Mailbox companies at the Zuidas, Amsterdam, NetherlandsPhoto: SOMO

Developing countries miss out on at least 460 million euros in tax revenues a year via letterbox companies in the Netherlands. This was shown in research performed by Oxfam Novib, SOMO and Oikos.

Because billions in tax revenues are seeping out from developing countries, the economic development of these countries is seriously stunted. A new report by Oxfam Novib shows that developing countries miss out on at least 460 million euros in tax revenues via letterbox companies in the Netherlands. The actual damage is many times higher, but due to a lack of transparency there are no reliable data available on so-called transfer mispricing. Mother and daughter companies of multinationals are shifting costs and profits in such a way that they hardly pay any taxes at all. Previous estimations indicate that a possible 107 billion euros is withdrawn from developing countries through tax avoidance on a global level each year.

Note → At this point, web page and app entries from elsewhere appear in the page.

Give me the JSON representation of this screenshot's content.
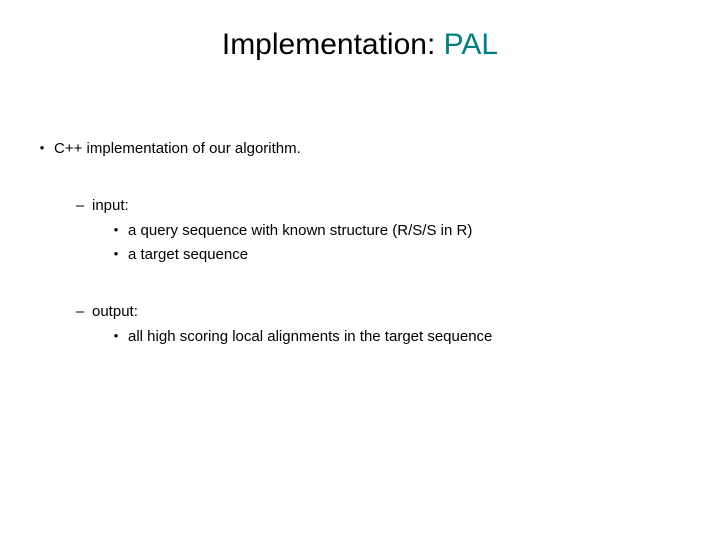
{
  "title": {
    "impl": "Implementation: ",
    "pal": "PAL"
  },
  "body": {
    "main": "C++ implementation of our algorithm.",
    "input": {
      "label": "input:",
      "items": [
        "a query sequence with known structure (R/S/S in R)",
        "a target sequence"
      ]
    },
    "output": {
      "label": "output:",
      "items": [
        "all high scoring local alignments in the target sequence"
      ]
    }
  },
  "bullets": {
    "dot": "•",
    "dash": "–"
  }
}
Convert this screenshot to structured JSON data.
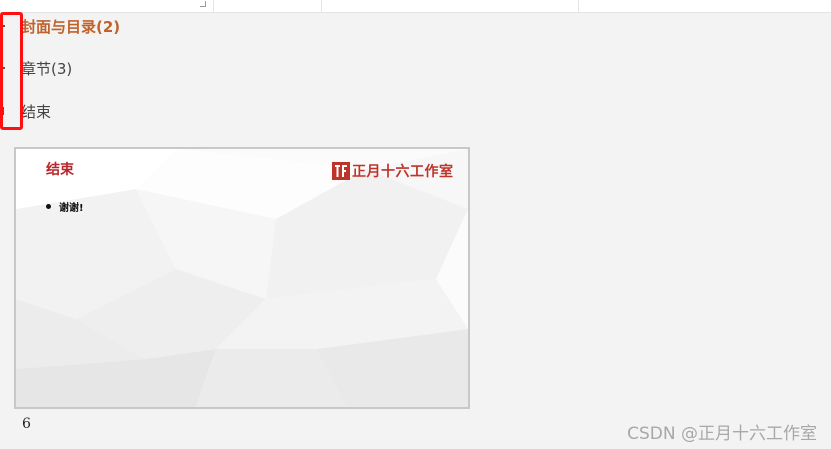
{
  "outline": {
    "sections": [
      {
        "label": "封面与目录(2)",
        "active": true
      },
      {
        "label": "章节(3)",
        "active": false
      },
      {
        "label": "结束",
        "active": false
      }
    ]
  },
  "slide": {
    "number": "6",
    "title": "结束",
    "brand_text": "正月十六工作室",
    "bullets": [
      "谢谢!"
    ]
  },
  "watermark": "CSDN @正月十六工作室",
  "colors": {
    "active_section": "#c0622b",
    "highlight_box": "#ff1010",
    "slide_title": "#b8252b",
    "brand": "#c0332a"
  }
}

Implausible development policy

“Via tax avoidance, companies withhold income from poor countries which they so desperately need to develop education, health care, safety and infrastructure. To me that’s incomprehensible,” says Farah Karimi, General Director of Oxfam Novib. “The new Dutch development policy that is focused on economic growth and trade through supporting companies is completely implausible as long as the Netherlands continues to facilitate multinationals avoiding tax in developing countries.”

Substantial role for the Netherlands

Partly based on research performed by SOMO and Oikos, the Oxfam Novib report ‘De Nederlandse Route, Hoe arme landen inkomsten mislopen via belastinglek Nederland‘ describes the consequences of tax evasion and avoidance on poor countries, the substantial role played by the Netherlands in international tax avoidance practices, and how the Netherlands can contribute to a fairer international tax system.

Lack of transparency

Oxfam Novib is extremely concerned with the lack of transparency, and therefore insists on independent research, preferably by the Dutch National Audit Office. Farah Karimi:

“We need to put a halt to the major insecurities regarding what the current system the Netherlands costs or yields, and determine the exact damage to developing countries. According to the President of the European Council Rompuy, the Netherlands is missing out on 30 billion – nearly ten times the development budget – due to tax evasion and tax avoidance. Due to privacy and fiscal regulations not even our parliament has a clear insight. Something has to change.”

The Dutch National Audit Office can obtain confidential access to figures that cannot be published by the Dutch government, and process them in an aggregated way without violating privacy or fiscal regulations.

Oxfam Novib recognises that structural solutions to these problems should be sought on an international level. It therefore advocates more transparency from multinationals in all sectors. Companies should report their actual activities per country; where they achieve their profits and where they pay their taxes. Governments will then be able to tax companies in the countries in which they are actually economically active, and thus combat tax avoidance.

International tax system needed

Oxfam Novib also advocates that OESO and the G20 develop coherent proposals for an international tax system that prevents avoidance, obviously in collaboration with developing countries. The Netherlands should also make international efforts to combat damaging tax competition. Aligning tax rates can put a stop to the ‘race to the bottom’ in which companies search for the lowest tax rates. As Chairman of the Eurogroup, Dutch Minister of Finance Dijsselbloem can take the lead, both in the EU group, and in the G7/G20.

Short-term improvements

And the Netherlands can also take measures of its own. For example, it can urge the four major accounting firms to increase their corporate social responsibility. It should also accentuate the conditions for companies to utilise the benefits of the Dutch Treasury; investigate tax treaties with developing countries on negative effects and, if necessary, review them to put development relevance first and prevent abuse; and, finally, the Netherlands could include a well-founded local tax contribution as CSR condition which should be met by companies if they want to be eligible for relations with the government.